October 17, 2011
The index below is a selection of new studies and review articles by researchers from across the HMS community. It represents a small sample of research at HMS.
Global Identification of Modular Cullin-RING Ligase Substrates
Emanuele MJ, Elia AE, Xu Q, Thoma CR, Izhar L, Leng Y, Guo A, Chen YN, Rush J, Hsu PW, Yen HC, Elledge SJ. Division of Genetics, Brigham and Women’s Hospital; Department of Genetics, Harvard Medical School; Howard Hughes Medical Institute.

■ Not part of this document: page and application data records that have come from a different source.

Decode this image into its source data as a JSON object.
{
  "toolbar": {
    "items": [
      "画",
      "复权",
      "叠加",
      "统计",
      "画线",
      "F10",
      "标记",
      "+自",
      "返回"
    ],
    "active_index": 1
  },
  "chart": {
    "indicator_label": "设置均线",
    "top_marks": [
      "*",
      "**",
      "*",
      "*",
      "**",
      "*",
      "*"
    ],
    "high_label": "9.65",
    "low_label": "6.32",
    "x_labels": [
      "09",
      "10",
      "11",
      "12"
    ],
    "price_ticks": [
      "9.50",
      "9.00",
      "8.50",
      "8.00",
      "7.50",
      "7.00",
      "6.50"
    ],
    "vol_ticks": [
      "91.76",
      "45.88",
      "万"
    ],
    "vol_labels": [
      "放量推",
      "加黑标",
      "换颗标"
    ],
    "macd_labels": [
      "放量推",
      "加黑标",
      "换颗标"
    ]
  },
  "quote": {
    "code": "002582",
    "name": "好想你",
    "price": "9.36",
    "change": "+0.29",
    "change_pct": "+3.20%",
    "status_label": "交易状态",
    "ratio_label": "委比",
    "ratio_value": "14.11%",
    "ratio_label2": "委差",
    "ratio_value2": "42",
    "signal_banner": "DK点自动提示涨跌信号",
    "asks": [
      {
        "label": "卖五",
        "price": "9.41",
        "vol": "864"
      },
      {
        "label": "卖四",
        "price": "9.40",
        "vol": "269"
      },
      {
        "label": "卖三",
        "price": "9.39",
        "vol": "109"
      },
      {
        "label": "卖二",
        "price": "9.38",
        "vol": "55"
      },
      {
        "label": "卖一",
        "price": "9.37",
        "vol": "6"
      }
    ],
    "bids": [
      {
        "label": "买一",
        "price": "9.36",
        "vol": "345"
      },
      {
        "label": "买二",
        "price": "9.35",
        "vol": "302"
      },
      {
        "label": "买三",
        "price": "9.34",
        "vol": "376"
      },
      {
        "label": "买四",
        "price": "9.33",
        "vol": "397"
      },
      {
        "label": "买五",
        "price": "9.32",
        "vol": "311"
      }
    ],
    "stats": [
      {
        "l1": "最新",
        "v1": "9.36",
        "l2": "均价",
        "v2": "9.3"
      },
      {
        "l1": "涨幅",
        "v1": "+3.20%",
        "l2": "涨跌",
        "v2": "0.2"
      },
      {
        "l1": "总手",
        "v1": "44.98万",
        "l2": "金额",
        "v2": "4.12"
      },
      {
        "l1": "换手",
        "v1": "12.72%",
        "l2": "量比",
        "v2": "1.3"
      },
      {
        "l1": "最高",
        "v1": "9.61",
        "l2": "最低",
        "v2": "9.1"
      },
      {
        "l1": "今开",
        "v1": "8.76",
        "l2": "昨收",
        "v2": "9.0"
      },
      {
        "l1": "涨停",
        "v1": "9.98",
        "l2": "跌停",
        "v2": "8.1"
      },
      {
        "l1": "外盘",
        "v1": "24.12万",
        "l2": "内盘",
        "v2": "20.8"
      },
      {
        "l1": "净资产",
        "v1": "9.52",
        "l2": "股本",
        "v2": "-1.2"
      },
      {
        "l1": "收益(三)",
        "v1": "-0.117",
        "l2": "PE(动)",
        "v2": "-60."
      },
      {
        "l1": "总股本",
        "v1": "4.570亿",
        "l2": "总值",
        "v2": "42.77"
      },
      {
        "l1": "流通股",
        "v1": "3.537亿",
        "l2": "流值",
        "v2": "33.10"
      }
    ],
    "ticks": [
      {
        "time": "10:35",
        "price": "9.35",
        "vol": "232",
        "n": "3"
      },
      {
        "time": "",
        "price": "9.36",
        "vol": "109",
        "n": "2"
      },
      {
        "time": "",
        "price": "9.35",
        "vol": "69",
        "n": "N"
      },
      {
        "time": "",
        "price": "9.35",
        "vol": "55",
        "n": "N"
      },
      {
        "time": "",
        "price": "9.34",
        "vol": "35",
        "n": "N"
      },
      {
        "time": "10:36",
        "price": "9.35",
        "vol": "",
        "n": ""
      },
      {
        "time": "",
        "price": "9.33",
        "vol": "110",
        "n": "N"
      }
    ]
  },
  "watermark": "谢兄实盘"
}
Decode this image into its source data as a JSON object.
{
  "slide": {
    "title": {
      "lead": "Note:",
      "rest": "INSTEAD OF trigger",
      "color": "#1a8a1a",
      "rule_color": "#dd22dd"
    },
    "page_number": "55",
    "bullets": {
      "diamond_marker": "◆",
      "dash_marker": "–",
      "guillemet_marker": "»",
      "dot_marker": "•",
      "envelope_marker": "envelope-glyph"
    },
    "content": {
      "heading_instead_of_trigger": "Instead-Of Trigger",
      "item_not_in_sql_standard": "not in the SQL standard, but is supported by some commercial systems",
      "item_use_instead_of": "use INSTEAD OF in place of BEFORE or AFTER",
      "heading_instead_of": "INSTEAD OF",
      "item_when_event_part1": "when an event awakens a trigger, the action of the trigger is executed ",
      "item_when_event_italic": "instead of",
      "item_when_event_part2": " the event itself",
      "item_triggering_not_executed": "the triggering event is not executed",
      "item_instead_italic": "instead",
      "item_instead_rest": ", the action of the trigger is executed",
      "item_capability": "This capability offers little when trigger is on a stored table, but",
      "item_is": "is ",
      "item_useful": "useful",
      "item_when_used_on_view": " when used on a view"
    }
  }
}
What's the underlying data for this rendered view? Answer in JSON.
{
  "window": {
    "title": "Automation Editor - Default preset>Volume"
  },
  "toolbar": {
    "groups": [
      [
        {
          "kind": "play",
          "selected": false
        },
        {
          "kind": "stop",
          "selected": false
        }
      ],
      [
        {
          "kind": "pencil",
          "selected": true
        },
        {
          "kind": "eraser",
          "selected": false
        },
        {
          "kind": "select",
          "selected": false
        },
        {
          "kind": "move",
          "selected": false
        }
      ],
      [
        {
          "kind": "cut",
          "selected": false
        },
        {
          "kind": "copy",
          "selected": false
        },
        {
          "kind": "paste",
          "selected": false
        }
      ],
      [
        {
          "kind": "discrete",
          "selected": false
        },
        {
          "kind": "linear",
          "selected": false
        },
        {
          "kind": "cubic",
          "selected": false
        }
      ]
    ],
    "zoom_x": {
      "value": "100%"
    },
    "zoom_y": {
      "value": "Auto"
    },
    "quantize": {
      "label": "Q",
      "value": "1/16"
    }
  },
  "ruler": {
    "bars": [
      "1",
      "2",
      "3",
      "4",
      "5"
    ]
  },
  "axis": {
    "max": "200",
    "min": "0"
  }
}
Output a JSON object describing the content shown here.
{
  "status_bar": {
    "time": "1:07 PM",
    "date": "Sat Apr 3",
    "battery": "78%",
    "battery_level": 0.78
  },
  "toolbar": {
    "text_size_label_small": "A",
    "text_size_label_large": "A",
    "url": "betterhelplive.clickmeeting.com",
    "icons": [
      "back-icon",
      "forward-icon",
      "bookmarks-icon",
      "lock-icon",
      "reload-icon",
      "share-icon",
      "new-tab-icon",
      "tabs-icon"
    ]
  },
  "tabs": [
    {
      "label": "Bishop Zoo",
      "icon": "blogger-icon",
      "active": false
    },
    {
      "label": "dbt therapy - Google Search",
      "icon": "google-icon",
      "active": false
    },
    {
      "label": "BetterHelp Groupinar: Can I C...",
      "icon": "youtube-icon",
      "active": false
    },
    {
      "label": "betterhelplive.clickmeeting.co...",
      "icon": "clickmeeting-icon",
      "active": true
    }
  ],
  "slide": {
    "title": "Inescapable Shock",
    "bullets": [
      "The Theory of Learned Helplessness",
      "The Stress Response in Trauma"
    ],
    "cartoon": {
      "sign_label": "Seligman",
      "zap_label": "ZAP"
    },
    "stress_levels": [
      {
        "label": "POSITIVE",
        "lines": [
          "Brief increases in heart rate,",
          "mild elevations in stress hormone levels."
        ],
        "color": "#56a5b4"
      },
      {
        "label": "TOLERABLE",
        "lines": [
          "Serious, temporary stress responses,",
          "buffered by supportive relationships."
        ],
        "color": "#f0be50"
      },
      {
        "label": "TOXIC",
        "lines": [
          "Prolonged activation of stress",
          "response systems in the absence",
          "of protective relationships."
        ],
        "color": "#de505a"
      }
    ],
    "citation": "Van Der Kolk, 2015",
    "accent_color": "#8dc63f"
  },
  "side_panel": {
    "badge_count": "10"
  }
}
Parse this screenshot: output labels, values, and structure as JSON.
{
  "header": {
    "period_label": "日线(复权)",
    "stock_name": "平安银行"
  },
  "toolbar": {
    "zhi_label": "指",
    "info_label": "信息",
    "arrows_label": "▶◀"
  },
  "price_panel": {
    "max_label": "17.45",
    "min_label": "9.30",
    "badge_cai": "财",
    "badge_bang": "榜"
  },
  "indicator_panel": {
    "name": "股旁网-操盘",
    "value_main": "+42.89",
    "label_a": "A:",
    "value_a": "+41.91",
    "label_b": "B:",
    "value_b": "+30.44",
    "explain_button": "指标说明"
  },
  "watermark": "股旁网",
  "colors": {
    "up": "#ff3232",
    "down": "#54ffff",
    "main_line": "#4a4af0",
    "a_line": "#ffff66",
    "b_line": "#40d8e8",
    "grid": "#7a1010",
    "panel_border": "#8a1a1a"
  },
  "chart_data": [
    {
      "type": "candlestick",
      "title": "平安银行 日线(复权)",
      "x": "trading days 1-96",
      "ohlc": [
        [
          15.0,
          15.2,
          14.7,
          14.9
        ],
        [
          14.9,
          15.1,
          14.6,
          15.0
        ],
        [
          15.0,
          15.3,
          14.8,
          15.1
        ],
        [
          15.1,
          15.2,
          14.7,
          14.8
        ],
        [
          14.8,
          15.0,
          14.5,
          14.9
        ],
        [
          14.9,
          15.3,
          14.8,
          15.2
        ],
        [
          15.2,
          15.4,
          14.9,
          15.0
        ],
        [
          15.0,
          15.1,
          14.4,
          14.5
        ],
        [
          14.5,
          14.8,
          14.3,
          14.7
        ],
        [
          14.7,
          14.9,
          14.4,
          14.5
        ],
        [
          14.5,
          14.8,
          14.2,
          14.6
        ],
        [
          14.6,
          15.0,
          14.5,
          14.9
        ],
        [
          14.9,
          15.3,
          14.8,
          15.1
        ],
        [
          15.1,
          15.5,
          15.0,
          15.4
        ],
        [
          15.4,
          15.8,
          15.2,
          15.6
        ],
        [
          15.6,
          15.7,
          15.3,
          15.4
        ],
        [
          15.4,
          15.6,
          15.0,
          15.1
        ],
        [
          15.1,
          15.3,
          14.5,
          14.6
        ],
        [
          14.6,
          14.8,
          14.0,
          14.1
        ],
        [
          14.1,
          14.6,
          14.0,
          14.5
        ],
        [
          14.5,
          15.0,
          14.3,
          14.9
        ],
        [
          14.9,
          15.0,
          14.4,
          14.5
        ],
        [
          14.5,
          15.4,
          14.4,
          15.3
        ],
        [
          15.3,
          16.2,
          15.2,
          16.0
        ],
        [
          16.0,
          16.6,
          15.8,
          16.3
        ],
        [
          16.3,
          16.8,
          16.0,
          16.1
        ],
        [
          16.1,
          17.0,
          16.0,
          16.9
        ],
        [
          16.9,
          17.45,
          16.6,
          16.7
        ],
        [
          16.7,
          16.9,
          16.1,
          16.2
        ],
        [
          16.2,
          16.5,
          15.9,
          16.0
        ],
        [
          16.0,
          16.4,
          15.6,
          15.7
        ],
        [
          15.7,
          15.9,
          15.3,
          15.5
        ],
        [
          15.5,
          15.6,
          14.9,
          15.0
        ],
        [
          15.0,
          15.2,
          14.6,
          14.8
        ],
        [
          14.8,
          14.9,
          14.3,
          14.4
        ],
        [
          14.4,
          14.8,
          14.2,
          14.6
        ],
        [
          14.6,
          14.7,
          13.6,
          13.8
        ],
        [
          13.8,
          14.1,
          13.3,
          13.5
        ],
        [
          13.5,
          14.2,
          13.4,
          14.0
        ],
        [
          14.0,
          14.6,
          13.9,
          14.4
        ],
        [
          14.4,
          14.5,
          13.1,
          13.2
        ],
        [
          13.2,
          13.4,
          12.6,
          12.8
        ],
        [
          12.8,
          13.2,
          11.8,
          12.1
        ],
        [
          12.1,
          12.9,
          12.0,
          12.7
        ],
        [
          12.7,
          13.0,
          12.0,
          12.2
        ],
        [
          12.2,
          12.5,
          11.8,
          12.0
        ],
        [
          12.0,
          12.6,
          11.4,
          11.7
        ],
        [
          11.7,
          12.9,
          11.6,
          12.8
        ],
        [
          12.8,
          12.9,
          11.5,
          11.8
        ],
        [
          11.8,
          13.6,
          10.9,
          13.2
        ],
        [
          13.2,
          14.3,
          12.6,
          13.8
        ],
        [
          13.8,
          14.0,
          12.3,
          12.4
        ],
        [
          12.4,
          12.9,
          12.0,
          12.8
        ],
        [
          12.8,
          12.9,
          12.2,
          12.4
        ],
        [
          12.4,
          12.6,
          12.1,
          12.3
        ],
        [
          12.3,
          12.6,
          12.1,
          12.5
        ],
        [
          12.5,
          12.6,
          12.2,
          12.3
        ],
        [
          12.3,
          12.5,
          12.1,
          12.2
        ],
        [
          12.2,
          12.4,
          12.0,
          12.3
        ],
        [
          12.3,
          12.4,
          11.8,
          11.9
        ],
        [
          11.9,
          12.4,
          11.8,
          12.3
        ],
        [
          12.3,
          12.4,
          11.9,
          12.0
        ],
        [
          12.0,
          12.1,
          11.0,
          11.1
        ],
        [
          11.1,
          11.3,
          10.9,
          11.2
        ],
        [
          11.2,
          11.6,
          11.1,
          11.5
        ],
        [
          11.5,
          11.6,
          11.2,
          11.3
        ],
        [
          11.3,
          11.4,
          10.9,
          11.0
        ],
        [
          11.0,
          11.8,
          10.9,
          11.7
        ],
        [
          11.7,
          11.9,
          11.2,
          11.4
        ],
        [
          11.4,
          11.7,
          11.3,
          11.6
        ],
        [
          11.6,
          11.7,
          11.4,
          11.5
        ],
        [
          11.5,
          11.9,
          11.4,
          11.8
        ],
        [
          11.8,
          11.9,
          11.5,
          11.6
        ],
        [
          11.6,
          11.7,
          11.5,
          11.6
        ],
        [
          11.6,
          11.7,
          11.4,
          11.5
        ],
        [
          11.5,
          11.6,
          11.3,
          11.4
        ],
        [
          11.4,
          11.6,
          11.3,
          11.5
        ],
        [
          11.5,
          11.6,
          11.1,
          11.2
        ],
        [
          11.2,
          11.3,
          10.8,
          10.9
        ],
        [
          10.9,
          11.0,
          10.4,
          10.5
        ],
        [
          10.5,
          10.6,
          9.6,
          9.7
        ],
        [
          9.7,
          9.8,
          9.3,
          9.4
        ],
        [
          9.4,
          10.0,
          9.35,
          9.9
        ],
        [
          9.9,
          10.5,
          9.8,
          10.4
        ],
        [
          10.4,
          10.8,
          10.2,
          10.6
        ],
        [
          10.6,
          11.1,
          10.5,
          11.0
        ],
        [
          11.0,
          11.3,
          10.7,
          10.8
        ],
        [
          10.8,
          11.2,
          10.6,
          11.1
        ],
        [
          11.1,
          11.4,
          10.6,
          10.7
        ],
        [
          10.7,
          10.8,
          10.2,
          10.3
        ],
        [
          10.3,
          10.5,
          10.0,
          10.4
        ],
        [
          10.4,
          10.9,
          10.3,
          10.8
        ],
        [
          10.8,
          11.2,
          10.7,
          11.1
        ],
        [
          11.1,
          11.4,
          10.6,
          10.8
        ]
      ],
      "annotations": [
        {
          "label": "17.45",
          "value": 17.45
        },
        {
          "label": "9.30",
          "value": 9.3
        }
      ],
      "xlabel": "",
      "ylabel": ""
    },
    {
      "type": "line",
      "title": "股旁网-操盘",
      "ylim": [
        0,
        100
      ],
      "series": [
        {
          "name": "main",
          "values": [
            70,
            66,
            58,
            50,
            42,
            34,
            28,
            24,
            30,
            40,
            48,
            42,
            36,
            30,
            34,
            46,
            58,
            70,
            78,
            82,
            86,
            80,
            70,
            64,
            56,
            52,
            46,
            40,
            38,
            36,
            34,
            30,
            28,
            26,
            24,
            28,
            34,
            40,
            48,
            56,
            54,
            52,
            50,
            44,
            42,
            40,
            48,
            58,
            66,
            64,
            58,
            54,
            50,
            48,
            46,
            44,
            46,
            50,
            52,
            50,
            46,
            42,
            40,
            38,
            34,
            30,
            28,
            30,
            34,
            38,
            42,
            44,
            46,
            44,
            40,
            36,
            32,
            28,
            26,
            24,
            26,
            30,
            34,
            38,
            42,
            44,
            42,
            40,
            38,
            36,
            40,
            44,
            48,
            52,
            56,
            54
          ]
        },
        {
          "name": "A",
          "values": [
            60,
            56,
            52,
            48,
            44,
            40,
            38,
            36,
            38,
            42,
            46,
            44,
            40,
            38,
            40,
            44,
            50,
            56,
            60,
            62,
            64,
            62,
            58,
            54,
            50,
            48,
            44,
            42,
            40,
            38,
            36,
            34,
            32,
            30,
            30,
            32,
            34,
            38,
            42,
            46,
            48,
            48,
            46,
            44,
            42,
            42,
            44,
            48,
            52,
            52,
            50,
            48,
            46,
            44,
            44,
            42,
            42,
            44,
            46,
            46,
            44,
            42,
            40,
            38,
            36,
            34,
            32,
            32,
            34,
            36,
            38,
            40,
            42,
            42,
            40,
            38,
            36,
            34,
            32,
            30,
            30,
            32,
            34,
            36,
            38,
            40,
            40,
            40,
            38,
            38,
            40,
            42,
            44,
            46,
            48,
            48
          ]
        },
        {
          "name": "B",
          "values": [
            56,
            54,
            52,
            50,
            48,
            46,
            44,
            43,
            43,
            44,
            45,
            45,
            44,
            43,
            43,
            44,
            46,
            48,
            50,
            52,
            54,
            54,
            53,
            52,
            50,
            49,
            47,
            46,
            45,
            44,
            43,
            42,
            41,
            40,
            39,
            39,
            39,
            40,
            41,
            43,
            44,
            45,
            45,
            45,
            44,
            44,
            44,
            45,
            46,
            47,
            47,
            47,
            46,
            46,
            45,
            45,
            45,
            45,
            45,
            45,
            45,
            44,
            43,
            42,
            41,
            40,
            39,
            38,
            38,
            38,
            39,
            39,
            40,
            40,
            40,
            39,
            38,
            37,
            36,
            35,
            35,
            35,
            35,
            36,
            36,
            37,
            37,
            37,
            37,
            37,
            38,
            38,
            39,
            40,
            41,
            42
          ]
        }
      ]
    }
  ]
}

Cullin-RING ligases (CRLs) represent the largest E3 ubiquitin ligase family in eukaryotes, and the identification of their substrates is critical to understanding regulation of the proteome. Using genetic and pharmacologic Cullin inactivation coupled with genetic and proteomic assays, the authors have identified hundreds of proteins whose stabilities or ubiquitylation status are regulated by CRLs. Findings demonstrate the broad role of CRL ubiquitylation in all aspects of cellular biology and provides a set of proteins likely to be key indicators of cellular physiology. Cell. 2011 Oct. 14;147-2:459-474.
Antidiabetic Actions of a Non-agonist PPARγ Ligand Blocking Cdk5-mediated Phosphorylation
Choi JH, Banks AS, Kamenecka TM, Busby SA, Chalmers MJ, Kumar N, Kuruvilla DS, Shin Y, He Y, Bruning JB, Marciano DP, Cameron MD, Laznik D, Jurczak MJ, Schürer SC, Vidović D, Shulman GI, Spiegelman BM, Griffin PR. Dana-Farber Cancer Institute and Department of Cell Biology, HMS.
PPARγ is the functioning receptor for the thiazolidinedione class of antidiabetes drugs. These drugs are full classical agonists, but many PPARγ-based drugs have a separate biochemical activity, blocking the obesity-linked phosphorylation of PPARγ by Cdk5. The authors describe novel compounds that completely lack classical transcriptional agonism and block the Cdk5-mediated phosphorylation. One such compound has potent antidiabetic activity while not causing the fluid retention and weight gain that are serious side effects of many of the PPARγ drugs. Nature. 2011 Sept. 4;477(7365):477-81.
Alcohol Consumption at Midlife and Successful Ageing in Women: A prospective cohort analysis in the nurses’ health study
Sun Q, Townsend MK, Okereke OI, Rimm EB, Hu FB, Stampfer MJ, Grodstein F. Department of Nutrition, Harvard School of Public Health.
Observational studies have documented inverse associations between moderate alcohol consumption and risk of premature death. It is largely unknown whether moderate alcohol intake is also associated with overall health and well-being among populations who have survived to older age. The authors prospectively examined alcohol use assessed at midlife in relation to successful ageing in a cohort of US women. Data suggest that regular, moderate consumption of alcohol at midlife may be related to a modest increase in overall health status among women who survive to older ages. PLoS Medicine. 2011 Sept.;8(9):e1001090.